The range and calibration of the transducer can be varied by changing the angle of the vane 40, and also by varying the weight of the rollers 48 and 50. The rollers may be hollow, as illustrated, and by varying the roller wall thickness the roller weight is readily predetermined.
Of course, it will be appreciated that the gas flowing through the outlet port 36 into the upper portion of the housing 10 will leave the housing through the fitting 18 and the appropriate conduit attached thereto, not shown.
If a visual indication of the rate of gas flow is desired, as well as an electric signal, the housing 10 and casing 24 may be formed of a transparent material or portions of the housing and casing may be formed of a transparent material in order to permit observance of the position of the piston rollers within the opening 28. Such visual observance may be desired in particular applications of usage.
FIG. 9 illustrates a sample of circuitry which may be employed wherein leads having arrowheads represent output leads and the components thereon utilize those reference numbers previously employed. It will be readily appreciated that the circuitry defined on the printed circuit board may be varied in accord with those electrical results and sensitivity desired.
It is to be understood that modifications to the aforedescribed embodiment may be apparent to those skilled in the art without departing from the spirit and scope of the invention.
|Cited Patent||Filing date||Publication date||Applicant||Title|
|US1454301 *||4 Oct 1920||8 May 1923||George E Mccreery||Fluid meter|
|US1580679 *||30 Sep 1922||13 Apr 1926||Erich Roucka||Remote measuring flow meter|
|US1641744 *||12 Jun 1923||6 Sep 1927||Decker George E||Flow meter|
|US2070374 *||10 Dec 1931||9 Feb 1937||American Gasaccumulator Compan||Flow meter|
|US2070375 *||27 Jun 1932||9 Feb 1937||American Gasaccumulator Compan||Flow meter|
|US2674880 *||25 Apr 1952||13 Apr 1954||Shell Dev||Variable area flowmeter|
|US3452175 *||29 May 1967||24 Jun 1969||Atomic Energy Commission||Roller-band devices|
|US3471668 *||15 Nov 1967||7 Oct 1969||Atomic Energy Commission||Roller-band devices|
|Citing Patent||Filing date||Publication date||Applicant||Title|
|US5462363 *||21 Jul 1994||31 Oct 1995||Brinkman; Erik J.||Scroller roller band device|
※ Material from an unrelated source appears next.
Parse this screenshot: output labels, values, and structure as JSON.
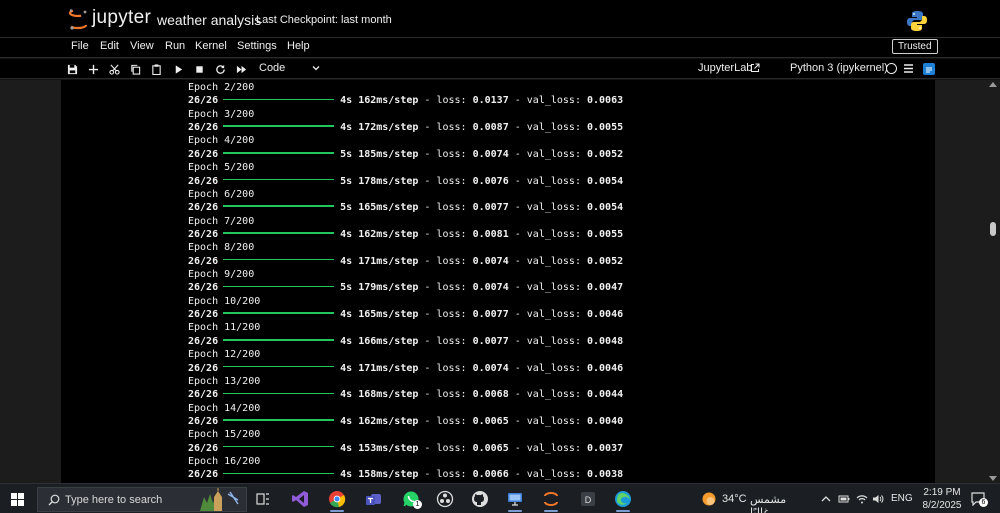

|International Classification||G01F15/06, G01F1/22, G01G3/16|
|Cooperative Classification||G01F15/068, G01F1/22, G01G3/16|
|European Classification||G01F15/06D, G01F1/22, G01G3/16|